(Provided data)
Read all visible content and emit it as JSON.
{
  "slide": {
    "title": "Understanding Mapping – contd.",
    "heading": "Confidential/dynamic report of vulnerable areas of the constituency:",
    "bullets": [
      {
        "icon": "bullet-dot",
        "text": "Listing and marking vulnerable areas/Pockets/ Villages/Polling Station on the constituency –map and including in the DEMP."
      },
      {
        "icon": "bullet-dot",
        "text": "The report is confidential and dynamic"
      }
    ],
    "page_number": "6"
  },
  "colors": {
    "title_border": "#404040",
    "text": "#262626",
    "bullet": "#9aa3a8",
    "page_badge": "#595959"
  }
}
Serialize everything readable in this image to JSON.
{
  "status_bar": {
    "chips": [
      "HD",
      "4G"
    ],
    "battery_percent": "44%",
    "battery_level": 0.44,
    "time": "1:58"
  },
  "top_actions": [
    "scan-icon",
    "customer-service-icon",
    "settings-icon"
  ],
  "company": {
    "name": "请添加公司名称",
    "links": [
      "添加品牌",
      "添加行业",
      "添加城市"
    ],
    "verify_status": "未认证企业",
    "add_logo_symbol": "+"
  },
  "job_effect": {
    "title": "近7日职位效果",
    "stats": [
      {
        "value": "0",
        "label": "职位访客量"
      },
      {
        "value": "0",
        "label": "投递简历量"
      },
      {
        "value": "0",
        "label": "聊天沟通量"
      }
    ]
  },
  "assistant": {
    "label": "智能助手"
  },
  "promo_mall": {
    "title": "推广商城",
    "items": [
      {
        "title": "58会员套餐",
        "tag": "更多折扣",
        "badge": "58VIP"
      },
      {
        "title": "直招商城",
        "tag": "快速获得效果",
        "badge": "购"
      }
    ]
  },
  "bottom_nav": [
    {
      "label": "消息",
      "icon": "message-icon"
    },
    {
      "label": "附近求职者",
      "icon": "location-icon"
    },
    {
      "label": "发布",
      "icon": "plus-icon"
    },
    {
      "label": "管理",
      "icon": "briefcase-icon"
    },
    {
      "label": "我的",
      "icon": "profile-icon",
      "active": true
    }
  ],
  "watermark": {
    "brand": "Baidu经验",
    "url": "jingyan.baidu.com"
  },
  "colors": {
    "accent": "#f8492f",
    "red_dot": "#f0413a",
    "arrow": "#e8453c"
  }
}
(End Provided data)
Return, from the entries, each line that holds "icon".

        "icon": "bullet-dot",
        "icon": "bullet-dot",
    "scan-icon",
    "customer-service-icon",
    "settings-icon"
      "icon": "message-icon"
      "icon": "location-icon"
      "icon": "plus-icon"
      "icon": "briefcase-icon"
      "icon": "profile-icon",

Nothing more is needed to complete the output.